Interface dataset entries

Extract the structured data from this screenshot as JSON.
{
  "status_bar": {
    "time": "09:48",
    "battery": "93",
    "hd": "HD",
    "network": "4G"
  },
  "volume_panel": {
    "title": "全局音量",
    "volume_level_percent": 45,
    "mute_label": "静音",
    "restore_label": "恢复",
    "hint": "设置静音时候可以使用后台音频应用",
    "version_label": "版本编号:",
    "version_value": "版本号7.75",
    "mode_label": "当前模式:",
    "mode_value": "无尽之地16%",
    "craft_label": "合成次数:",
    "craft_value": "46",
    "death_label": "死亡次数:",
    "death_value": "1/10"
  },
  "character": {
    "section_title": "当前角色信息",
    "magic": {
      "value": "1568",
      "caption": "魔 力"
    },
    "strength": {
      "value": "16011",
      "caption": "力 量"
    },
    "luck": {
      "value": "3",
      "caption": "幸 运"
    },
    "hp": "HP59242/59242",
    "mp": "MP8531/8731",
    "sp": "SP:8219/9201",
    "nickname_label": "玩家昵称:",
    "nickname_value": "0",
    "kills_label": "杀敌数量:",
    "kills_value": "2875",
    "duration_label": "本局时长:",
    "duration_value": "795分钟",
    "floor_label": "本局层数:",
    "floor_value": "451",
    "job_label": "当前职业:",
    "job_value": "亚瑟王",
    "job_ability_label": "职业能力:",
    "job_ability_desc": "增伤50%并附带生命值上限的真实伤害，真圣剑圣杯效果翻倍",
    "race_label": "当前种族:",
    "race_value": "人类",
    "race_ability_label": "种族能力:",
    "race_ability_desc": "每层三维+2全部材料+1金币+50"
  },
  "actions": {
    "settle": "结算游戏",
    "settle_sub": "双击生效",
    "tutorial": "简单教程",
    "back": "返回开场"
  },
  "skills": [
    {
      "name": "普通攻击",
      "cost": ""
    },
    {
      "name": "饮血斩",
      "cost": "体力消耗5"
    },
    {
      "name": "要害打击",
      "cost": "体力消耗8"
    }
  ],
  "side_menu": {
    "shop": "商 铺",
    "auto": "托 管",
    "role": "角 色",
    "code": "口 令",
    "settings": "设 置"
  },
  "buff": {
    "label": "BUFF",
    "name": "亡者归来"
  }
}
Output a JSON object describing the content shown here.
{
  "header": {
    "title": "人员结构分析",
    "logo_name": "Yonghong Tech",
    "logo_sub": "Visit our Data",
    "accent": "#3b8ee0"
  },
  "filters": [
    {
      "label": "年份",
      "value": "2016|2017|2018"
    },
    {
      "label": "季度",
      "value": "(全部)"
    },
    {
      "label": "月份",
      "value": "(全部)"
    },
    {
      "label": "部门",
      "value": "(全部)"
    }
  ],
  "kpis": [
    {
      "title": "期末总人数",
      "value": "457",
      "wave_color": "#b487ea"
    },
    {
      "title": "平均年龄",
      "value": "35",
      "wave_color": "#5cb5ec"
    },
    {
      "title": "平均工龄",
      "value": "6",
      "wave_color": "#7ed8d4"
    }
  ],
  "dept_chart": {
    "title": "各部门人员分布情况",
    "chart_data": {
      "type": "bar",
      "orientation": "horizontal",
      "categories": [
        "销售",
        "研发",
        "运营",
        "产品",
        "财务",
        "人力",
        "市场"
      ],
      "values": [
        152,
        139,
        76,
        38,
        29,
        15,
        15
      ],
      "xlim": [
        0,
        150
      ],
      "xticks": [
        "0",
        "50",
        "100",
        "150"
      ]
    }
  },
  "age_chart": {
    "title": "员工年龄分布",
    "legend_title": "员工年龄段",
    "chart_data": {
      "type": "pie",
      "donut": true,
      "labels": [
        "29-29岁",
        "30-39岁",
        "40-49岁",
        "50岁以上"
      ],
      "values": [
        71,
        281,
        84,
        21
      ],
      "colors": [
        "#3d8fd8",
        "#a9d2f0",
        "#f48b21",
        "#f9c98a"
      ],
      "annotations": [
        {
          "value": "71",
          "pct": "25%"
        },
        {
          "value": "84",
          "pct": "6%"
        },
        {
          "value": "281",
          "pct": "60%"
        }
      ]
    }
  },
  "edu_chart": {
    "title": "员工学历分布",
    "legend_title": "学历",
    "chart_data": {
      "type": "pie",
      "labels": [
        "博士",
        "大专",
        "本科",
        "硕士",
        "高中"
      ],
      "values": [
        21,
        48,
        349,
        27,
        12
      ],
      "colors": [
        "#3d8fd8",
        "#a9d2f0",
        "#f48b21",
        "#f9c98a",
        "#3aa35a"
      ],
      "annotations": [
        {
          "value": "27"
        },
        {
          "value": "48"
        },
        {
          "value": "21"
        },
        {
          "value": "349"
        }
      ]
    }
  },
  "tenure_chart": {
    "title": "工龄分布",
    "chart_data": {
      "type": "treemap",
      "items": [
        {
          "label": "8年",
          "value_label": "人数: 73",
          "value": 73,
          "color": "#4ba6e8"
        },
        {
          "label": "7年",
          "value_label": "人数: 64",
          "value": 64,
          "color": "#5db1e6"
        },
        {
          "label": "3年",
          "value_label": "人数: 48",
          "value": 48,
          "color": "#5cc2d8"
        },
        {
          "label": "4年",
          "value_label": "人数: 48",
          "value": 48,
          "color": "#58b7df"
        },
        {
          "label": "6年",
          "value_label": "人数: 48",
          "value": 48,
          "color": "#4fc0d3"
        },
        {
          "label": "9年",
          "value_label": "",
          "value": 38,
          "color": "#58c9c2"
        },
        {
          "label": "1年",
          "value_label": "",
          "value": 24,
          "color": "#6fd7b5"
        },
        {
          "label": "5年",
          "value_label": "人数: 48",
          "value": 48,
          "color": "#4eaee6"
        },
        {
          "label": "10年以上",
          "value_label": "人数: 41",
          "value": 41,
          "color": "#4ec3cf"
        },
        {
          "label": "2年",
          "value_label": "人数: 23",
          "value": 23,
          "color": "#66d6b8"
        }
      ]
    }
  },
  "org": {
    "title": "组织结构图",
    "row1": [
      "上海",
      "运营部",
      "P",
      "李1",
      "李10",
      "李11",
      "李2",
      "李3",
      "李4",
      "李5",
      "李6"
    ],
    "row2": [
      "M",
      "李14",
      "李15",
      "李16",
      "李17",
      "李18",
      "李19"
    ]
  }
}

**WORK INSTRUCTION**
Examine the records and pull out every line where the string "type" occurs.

**EXERCISE SOLUTION**
      "type": "bar",
      "type": "pie",
      "type": "pie",
      "type": "treemap",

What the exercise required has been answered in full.